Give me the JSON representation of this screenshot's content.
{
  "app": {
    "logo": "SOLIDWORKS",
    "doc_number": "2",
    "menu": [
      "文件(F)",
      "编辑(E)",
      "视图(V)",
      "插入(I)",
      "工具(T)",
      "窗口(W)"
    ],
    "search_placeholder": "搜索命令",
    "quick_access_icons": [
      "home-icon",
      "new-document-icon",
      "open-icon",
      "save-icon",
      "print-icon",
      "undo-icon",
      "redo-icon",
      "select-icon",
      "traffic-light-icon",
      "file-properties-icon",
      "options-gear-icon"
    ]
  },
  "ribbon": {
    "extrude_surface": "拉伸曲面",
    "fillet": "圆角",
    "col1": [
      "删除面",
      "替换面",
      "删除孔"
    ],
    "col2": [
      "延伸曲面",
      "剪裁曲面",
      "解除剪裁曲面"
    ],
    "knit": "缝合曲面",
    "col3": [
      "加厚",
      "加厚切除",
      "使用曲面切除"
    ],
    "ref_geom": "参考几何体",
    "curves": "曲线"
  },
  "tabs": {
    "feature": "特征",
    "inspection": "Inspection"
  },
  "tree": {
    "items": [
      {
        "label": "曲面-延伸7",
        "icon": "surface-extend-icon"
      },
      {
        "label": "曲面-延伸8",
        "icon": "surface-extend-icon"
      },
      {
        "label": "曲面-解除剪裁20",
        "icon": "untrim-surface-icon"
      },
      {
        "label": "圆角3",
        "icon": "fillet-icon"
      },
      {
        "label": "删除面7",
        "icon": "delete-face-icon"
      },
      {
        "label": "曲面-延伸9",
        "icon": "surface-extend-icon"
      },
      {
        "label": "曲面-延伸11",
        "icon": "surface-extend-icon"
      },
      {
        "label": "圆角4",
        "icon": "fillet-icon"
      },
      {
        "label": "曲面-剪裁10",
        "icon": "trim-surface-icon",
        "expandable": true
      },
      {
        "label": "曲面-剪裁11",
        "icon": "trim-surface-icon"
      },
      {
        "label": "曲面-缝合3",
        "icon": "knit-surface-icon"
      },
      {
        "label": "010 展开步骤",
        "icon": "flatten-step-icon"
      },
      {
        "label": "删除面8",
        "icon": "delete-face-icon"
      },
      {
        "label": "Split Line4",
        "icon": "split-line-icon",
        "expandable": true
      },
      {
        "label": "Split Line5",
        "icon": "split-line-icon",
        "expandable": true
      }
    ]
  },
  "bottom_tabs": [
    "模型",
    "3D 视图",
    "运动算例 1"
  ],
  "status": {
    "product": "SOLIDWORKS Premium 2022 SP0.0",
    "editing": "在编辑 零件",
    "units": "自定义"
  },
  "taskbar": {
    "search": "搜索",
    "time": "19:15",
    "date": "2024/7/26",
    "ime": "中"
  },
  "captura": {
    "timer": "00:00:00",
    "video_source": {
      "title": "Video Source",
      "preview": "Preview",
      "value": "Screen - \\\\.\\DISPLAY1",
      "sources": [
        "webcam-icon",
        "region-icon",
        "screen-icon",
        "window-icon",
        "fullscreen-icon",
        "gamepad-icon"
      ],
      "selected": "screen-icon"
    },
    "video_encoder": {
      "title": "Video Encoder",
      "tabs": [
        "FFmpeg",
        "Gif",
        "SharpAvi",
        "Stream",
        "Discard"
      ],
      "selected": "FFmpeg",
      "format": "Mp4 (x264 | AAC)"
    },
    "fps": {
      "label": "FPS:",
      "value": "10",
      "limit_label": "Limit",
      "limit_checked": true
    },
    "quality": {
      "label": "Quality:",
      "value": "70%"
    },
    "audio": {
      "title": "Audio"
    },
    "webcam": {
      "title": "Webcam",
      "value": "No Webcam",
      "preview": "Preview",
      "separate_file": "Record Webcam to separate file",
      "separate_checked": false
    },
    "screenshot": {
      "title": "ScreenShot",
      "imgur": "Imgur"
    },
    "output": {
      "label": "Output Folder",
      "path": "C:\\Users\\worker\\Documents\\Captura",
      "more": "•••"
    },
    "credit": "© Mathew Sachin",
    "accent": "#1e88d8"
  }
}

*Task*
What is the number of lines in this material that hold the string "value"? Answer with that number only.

*Response to this exercise*
4